Recap of the 2024 Daytona King of the Baggers Race

The essence of Daytona's two six-lap Baggers races in 2024 can be summarized succinctly: Kyle Wyman of the Factory Harley-Davidson Race Team clinched victories in both races, making decisive moves at the chicane on the final lap. Notably, Troy Herfoss, a quick learner fresh off his third Australian Superbike championship, secured second place in both races aboard an S&S factory Indian, despite it being his first encounter with the Daytona circuit.

In terms of regulations, some adjustments have been made since the previous season. The Baggers class maintains a minimum weight of 620 pounds, with the Harley allowed 131 cubic inches and the Indian 112, operating under rev limits of 7,000 and 7,700 respectively. Horsepower hovers around 185, with the fastest recorded top speed this weekend hitting 182 mph. Herfoss notably improved upon last year's lap record with a time of 1:49.987.

Both brands demonstrated comparable performance on the banking, complicated by drafting dynamics, yet Herfoss managed to exploit opportunities in the infield, amidst the ever-present jostling for position.

Despite their power and agility, these motorcycles exhibit a distinctive weave during cornering transitions, prompting ongoing engineering refinement.

Adjustments to the Indian's frame drag issue have been made through modified regulations, while both manufacturers have refined their front streamlining for improved aerodynamics.

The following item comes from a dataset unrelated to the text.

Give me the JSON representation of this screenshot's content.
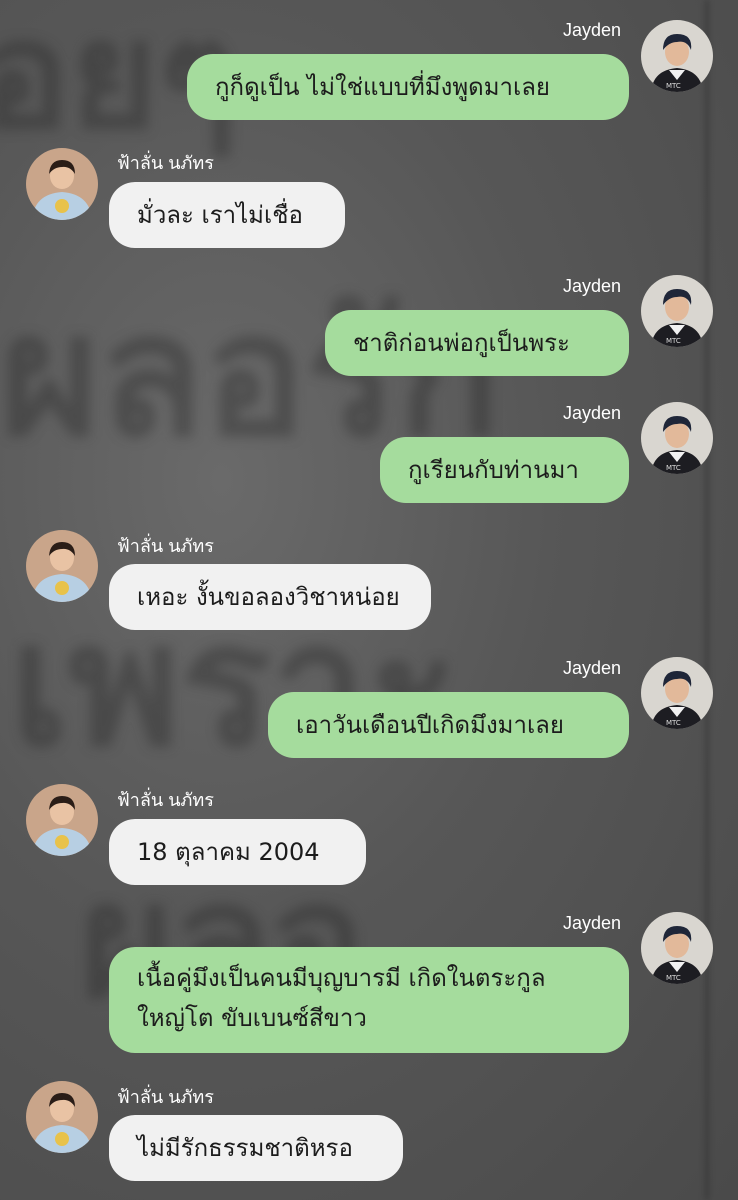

Technical challenges persist, exemplified by Tyler O'Hara's clutch replacement under high temperatures. The necessity of a slipper clutch is highlighted by the complexities of trail-braking into corners.

In both races, Herfoss seemed poised for victory before faltering at the chicane, citing unfamiliarity with Daytona's specific challenges. Nonetheless, his adaptability and skill remain evident, boding well for future performances.

The competitiveness of the field, comprising 17 bikes from strong teams, underscores the vitality of the Baggers class. Notable competitors include former champions, emerging talents, and factory-backed teams.

The clash between the modern design of the liquid-cooled Indian Challenger and the potent engineering of the Harley, with its traditional air-cooled heritage, epitomizes the visual and technical appeal of the Baggers class.

Ultimately, the spectacle lies in the raw power and control displayed by riders navigating these behemoth machines at speeds exceeding 180 mph—a captivating display of skill and machinery that continues to captivate audiences.